Reproduce the records below word for word.

Data shown START

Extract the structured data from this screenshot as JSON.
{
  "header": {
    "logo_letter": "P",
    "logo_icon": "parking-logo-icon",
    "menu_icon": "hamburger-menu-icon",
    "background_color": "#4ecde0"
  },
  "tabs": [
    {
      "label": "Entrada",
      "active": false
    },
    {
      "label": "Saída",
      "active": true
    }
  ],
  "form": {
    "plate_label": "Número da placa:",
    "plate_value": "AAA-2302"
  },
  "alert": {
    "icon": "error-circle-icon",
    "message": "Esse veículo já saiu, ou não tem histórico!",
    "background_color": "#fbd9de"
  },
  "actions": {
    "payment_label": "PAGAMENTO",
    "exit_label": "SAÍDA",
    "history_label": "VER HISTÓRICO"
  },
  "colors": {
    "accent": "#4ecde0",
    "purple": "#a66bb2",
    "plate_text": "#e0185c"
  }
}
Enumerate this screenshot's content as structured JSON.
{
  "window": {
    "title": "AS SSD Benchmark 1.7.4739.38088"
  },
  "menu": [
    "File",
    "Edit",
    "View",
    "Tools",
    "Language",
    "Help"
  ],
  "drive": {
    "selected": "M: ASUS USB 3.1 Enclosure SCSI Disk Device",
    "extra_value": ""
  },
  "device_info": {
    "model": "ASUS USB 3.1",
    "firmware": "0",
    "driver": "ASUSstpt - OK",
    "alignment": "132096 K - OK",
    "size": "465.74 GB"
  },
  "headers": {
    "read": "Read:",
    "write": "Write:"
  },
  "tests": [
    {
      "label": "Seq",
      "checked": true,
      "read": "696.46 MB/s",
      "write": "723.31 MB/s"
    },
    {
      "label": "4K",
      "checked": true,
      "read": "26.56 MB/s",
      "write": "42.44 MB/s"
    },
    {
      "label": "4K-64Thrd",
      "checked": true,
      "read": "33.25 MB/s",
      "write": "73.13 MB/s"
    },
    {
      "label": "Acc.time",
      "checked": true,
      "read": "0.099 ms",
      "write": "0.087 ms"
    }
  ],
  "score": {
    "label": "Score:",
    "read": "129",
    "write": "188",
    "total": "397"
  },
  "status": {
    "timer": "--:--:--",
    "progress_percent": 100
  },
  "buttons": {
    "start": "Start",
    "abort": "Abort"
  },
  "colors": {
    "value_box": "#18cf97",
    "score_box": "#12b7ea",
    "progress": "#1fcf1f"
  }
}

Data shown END

→ **Response for this exercise**
Extract the structured data from this screenshot as JSON.
{
  "header": {
    "logo_letter": "P",
    "logo_icon": "parking-logo-icon",
    "menu_icon": "hamburger-menu-icon",
    "background_color": "#4ecde0"
  },
  "tabs": [
    {
      "label": "Entrada",
      "active": false
    },
    {
      "label": "Saída",
      "active": true
    }
  ],
  "form": {
    "plate_label": "Número da placa:",
    "plate_value": "AAA-2302"
  },
  "alert": {
    "icon": "error-circle-icon",
    "message": "Esse veículo já saiu, ou não tem histórico!",
    "background_color": "#fbd9de"
  },
  "actions": {
    "payment_label": "PAGAMENTO",
    "exit_label": "SAÍDA",
    "history_label": "VER HISTÓRICO"
  },
  "colors": {
    "accent": "#4ecde0",
    "purple": "#a66bb2",
    "plate_text": "#e0185c"
  }
}
Enumerate this screenshot's content as structured JSON.
{
  "window": {
    "title": "AS SSD Benchmark 1.7.4739.38088"
  },
  "menu": [
    "File",
    "Edit",
    "View",
    "Tools",
    "Language",
    "Help"
  ],
  "drive": {
    "selected": "M: ASUS USB 3.1 Enclosure SCSI Disk Device",
    "extra_value": ""
  },
  "device_info": {
    "model": "ASUS USB 3.1",
    "firmware": "0",
    "driver": "ASUSstpt - OK",
    "alignment": "132096 K - OK",
    "size": "465.74 GB"
  },
  "headers": {
    "read": "Read:",
    "write": "Write:"
  },
  "tests": [
    {
      "label": "Seq",
      "checked": true,
      "read": "696.46 MB/s",
      "write": "723.31 MB/s"
    },
    {
      "label": "4K",
      "checked": true,
      "read": "26.56 MB/s",
      "write": "42.44 MB/s"
    },
    {
      "label": "4K-64Thrd",
      "checked": true,
      "read": "33.25 MB/s",
      "write": "73.13 MB/s"
    },
    {
      "label": "Acc.time",
      "checked": true,
      "read": "0.099 ms",
      "write": "0.087 ms"
    }
  ],
  "score": {
    "label": "Score:",
    "read": "129",
    "write": "188",
    "total": "397"
  },
  "status": {
    "timer": "--:--:--",
    "progress_percent": 100
  },
  "buttons": {
    "start": "Start",
    "abort": "Abort"
  },
  "colors": {
    "value_box": "#18cf97",
    "score_box": "#12b7ea",
    "progress": "#1fcf1f"
  }
}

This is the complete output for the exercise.